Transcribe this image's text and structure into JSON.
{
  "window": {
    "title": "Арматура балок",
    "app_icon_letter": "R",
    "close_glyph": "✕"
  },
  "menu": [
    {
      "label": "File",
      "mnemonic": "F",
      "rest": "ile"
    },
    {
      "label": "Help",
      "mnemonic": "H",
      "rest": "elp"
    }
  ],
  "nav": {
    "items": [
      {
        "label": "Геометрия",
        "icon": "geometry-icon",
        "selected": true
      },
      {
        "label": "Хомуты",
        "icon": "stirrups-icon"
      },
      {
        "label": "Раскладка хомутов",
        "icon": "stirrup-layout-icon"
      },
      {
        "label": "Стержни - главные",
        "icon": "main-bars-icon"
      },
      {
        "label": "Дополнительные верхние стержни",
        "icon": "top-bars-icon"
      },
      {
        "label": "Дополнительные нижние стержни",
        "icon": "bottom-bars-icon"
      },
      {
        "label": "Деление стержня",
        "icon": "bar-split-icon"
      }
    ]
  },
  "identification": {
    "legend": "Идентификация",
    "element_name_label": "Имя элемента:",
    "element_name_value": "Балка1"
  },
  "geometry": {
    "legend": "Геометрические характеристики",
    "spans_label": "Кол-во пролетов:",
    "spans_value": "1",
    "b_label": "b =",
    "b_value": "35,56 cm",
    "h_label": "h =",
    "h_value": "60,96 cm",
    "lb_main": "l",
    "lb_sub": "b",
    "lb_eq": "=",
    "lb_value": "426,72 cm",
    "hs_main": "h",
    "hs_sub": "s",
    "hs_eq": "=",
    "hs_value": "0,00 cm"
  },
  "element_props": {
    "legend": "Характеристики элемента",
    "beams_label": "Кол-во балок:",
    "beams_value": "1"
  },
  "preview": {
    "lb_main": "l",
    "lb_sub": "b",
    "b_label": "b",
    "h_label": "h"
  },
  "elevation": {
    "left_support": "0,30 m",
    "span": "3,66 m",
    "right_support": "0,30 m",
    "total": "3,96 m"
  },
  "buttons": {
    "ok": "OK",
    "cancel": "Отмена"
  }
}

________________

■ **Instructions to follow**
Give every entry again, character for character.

■ **Result for this exercise**
Transcribe this image's text and structure into JSON.
{
  "window": {
    "title": "Арматура балок",
    "app_icon_letter": "R",
    "close_glyph": "✕"
  },
  "menu": [
    {
      "label": "File",
      "mnemonic": "F",
      "rest": "ile"
    },
    {
      "label": "Help",
      "mnemonic": "H",
      "rest": "elp"
    }
  ],
  "nav": {
    "items": [
      {
        "label": "Геометрия",
        "icon": "geometry-icon",
        "selected": true
      },
      {
        "label": "Хомуты",
        "icon": "stirrups-icon"
      },
      {
        "label": "Раскладка хомутов",
        "icon": "stirrup-layout-icon"
      },
      {
        "label": "Стержни - главные",
        "icon": "main-bars-icon"
      },
      {
        "label": "Дополнительные верхние стержни",
        "icon": "top-bars-icon"
      },
      {
        "label": "Дополнительные нижние стержни",
        "icon": "bottom-bars-icon"
      },
      {
        "label": "Деление стержня",
        "icon": "bar-split-icon"
      }
    ]
  },
  "identification": {
    "legend": "Идентификация",
    "element_name_label": "Имя элемента:",
    "element_name_value": "Балка1"
  },
  "geometry": {
    "legend": "Геометрические характеристики",
    "spans_label": "Кол-во пролетов:",
    "spans_value": "1",
    "b_label": "b =",
    "b_value": "35,56 cm",
    "h_label": "h =",
    "h_value": "60,96 cm",
    "lb_main": "l",
    "lb_sub": "b",
    "lb_eq": "=",
    "lb_value": "426,72 cm",
    "hs_main": "h",
    "hs_sub": "s",
    "hs_eq": "=",
    "hs_value": "0,00 cm"
  },
  "element_props": {
    "legend": "Характеристики элемента",
    "beams_label": "Кол-во балок:",
    "beams_value": "1"
  },
  "preview": {
    "lb_main": "l",
    "lb_sub": "b",
    "b_label": "b",
    "h_label": "h"
  },
  "elevation": {
    "left_support": "0,30 m",
    "span": "3,66 m",
    "right_support": "0,30 m",
    "total": "3,96 m"
  },
  "buttons": {
    "ok": "OK",
    "cancel": "Отмена"
  }
}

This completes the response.